The neutrino, a particle that carries no electric charge, is so light that it was assumed for many years to have no mass at all. After Friday's announcement, cosmologists will have to take account of the possibility that much of the mass of the universe is in the form of neutrinos. The discovery will also compel scientists to revise a highly successful theory of the composition of matter known as the "standard model."Word of the discovery had drawn some 300 physicists gathered here to discuss neutrino research. Among other things, they said, the finding of neutrino mass might affect theories about the formation and evolution of galaxies and the ultimate fate of the universe. If the neutrino has sufficient mass, their presence throughout the universe might create enough gravity to slow down its present expansion.

Speaking for the collaboration of scientists who discovered the existence of neutrino mass using a huge underground detector called Super-Kamiokande, Takaaki Kajita of the Institute for Cosmic Ray Research of Tokyo University said that all explanations of the data collected by the detector except the existence of neutrino mass had been essentially ruled out.

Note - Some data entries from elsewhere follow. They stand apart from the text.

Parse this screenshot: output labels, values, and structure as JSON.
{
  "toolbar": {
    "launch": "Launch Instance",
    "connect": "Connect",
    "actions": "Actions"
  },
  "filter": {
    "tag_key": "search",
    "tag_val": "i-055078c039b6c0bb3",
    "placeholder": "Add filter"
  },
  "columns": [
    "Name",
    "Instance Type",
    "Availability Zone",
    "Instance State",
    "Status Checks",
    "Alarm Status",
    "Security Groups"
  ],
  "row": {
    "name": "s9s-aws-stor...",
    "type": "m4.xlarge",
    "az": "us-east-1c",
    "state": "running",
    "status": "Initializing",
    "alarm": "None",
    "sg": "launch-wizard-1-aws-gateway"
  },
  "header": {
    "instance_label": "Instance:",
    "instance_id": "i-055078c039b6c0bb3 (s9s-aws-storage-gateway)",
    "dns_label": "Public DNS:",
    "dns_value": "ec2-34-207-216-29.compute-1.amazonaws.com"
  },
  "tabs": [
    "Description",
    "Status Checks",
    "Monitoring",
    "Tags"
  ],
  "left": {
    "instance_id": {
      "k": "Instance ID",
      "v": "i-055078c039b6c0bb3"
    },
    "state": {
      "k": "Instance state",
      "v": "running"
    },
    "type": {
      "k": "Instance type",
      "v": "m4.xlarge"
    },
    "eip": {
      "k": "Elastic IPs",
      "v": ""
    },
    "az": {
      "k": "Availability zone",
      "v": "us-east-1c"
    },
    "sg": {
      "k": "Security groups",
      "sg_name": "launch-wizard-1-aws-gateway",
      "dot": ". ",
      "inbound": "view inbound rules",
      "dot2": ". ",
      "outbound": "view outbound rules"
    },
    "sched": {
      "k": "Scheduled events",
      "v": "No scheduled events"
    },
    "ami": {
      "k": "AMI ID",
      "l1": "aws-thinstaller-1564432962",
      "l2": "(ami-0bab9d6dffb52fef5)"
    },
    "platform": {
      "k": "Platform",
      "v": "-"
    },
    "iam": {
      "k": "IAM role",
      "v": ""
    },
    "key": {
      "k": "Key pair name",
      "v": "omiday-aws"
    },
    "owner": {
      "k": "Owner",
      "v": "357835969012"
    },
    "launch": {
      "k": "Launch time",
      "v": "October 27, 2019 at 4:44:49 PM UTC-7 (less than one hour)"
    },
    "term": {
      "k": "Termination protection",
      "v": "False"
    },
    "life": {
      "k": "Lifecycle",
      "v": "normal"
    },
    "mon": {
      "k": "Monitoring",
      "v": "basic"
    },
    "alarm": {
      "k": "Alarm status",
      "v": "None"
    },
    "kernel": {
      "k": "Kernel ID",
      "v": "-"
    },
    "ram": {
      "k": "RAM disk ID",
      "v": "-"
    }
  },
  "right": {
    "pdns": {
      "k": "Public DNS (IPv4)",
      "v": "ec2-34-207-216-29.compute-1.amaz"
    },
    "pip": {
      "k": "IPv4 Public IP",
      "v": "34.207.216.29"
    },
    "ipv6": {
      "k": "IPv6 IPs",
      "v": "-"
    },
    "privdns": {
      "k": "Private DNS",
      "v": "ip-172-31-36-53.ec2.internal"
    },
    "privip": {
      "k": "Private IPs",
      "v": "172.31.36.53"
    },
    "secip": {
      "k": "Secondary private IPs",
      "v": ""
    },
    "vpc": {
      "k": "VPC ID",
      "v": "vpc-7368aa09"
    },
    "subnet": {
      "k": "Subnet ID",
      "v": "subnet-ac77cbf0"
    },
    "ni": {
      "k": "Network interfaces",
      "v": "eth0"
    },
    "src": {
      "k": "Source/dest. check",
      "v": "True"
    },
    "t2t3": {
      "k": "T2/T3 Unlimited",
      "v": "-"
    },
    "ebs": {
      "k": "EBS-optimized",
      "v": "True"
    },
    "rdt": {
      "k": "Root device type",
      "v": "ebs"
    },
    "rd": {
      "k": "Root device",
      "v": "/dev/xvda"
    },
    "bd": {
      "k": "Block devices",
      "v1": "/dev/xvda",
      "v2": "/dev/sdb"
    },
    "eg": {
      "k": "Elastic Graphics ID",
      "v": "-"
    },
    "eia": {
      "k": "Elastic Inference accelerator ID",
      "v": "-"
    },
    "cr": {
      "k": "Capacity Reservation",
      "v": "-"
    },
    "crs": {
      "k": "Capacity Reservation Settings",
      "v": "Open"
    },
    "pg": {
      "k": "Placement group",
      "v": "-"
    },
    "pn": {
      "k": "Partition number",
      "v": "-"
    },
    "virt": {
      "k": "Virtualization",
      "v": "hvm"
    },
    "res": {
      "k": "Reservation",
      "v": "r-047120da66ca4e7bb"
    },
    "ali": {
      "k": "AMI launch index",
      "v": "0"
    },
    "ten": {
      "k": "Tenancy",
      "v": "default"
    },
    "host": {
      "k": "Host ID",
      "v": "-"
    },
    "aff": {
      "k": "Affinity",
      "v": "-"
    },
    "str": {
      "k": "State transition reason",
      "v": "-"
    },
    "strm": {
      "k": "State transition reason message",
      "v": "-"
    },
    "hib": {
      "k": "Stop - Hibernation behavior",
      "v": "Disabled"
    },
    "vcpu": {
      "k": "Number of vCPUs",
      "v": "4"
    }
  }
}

But because the elusive particles cannot be seen, the evidence that they have mass is indirect. Neutrinos come in three types or "flavors." The data gathered by the Super-Kamiokande team during the two years the detector has operated indicate that at least one of these three known "flavors" or types can "oscillate" into one of the other flavors as it travels along at nearly the speed of light. According to the theories of quantum mechanics, any particle capable of transforming itself in this way must have mass.

Study of the neutrino particle has been glacially slow since its existence was hypothesized in 1931 by the Austrian physicist Wolfgang Pauli as a way to explain the mysterious loss of energy in certain nuclear reactions. The particle was finally discovered in 1956 by two physicists at the Los Alamos National Laboratory, Frederick Reines (for which he was awarded a Nobel Prize) and the late Clyde Cowan.